Top of Study material

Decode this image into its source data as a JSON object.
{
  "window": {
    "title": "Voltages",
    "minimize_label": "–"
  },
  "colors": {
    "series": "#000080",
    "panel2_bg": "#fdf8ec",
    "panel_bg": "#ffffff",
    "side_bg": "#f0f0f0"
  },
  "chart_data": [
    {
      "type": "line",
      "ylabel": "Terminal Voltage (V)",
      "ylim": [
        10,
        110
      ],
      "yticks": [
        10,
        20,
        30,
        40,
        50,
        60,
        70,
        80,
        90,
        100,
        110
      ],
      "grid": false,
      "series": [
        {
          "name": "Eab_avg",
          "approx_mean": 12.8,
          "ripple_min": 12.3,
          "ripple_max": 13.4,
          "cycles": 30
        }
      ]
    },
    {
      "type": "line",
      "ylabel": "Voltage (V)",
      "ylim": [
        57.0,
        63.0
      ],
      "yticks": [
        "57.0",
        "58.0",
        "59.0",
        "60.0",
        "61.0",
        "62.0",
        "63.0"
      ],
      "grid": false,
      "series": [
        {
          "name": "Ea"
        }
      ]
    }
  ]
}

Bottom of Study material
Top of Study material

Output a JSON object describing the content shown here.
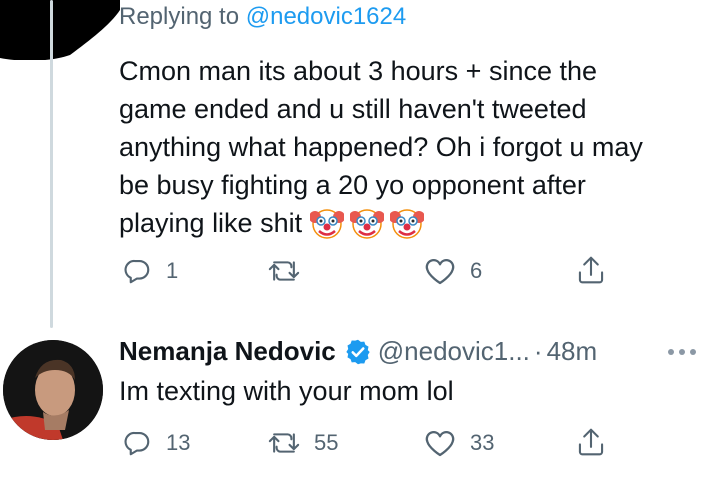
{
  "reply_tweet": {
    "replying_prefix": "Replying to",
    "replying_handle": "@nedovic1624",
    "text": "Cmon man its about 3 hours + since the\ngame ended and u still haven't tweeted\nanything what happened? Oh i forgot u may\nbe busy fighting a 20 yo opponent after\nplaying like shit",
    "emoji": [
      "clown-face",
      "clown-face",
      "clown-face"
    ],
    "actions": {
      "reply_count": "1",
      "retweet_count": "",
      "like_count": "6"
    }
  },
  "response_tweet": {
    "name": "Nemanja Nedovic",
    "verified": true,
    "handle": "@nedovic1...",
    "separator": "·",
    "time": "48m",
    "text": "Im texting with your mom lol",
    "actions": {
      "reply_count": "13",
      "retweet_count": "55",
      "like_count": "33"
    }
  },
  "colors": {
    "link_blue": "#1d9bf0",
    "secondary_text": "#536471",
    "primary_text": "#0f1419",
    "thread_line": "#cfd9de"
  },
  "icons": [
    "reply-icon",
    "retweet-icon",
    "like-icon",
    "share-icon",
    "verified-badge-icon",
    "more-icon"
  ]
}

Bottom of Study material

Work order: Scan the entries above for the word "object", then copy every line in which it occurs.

Answer to this exercise:
Decode this image into its source data as a JSON object.
Output a JSON object describing the content shown here.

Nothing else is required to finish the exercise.